§ **TASK REQUIREMENTS**:
Read through the listing below and return only the lines containing "Visual".
*** Opening GIVEN DATA ***
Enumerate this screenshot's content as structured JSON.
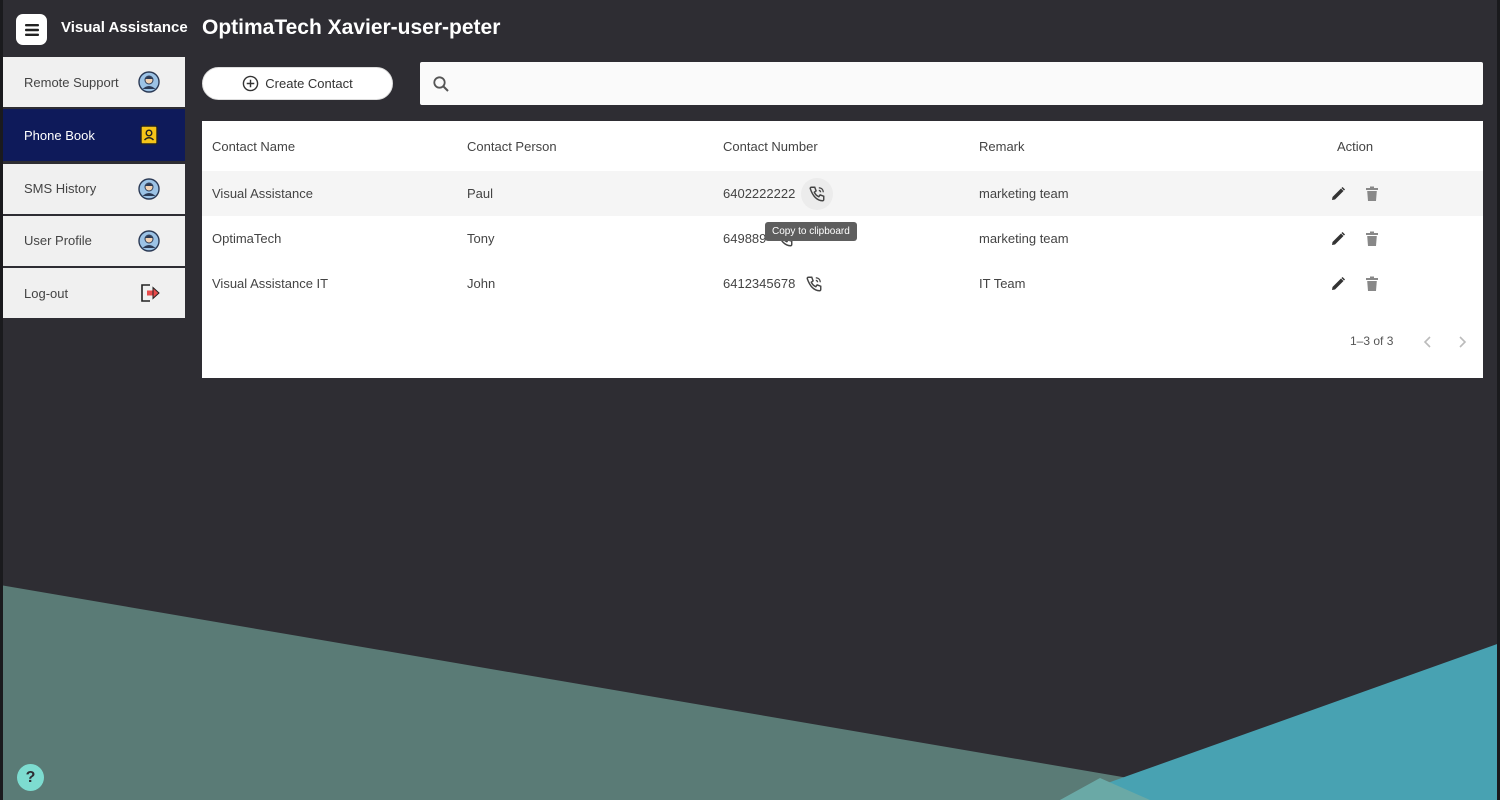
{
  "app": {
    "name": "Visual Assistance"
  },
  "page": {
    "title": "OptimaTech Xavier-user-peter"
  },
  "sidebar": {
    "items": [
      {
        "label": "Remote Support",
        "icon": "user-avatar-icon"
      },
      {
        "label": "Phone Book",
        "icon": "contact-book-icon",
        "active": true
      },
      {
        "label": "SMS History",
        "icon": "user-avatar-icon"
      },
      {
        "label": "User Profile",
        "icon": "user-avatar-icon"
      },
      {
        "label": "Log-out",
        "icon": "logout-icon"
      }
    ]
  },
  "toolbar": {
    "create_label": "Create Contact",
    "search_placeholder": "",
    "search_value": ""
  },
  "table": {
    "columns": [
      "Contact Name",
      "Contact Person",
      "Contact Number",
      "Remark",
      "Action"
    ],
    "rows": [
      {
        "name": "Visual Assistance",
        "person": "Paul",
        "number": "6402222222",
        "remark": "marketing team"
      },
      {
        "name": "OptimaTech",
        "person": "Tony",
        "number": "649889",
        "remark": "marketing team"
      },
      {
        "name": "Visual Assistance IT",
        "person": "John",
        "number": "6412345678",
        "remark": "IT Team"
      }
    ],
    "tooltip": "Copy to clipboard",
    "pagination": "1–3 of 3"
  },
  "help": {
    "label": "?"
  },
  "colors": {
    "background": "#2e2d33",
    "sidebar_active": "#0e1a5a",
    "accent_teal": "#4aa3b3",
    "accent_green": "#5a7b76",
    "help": "#7ddcd0"
  }
}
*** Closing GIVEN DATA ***
§ **RESPONSE TO THE EXERCISE**:
    "name": "Visual Assistance"
        "name": "Visual Assistance",
        "name": "Visual Assistance IT",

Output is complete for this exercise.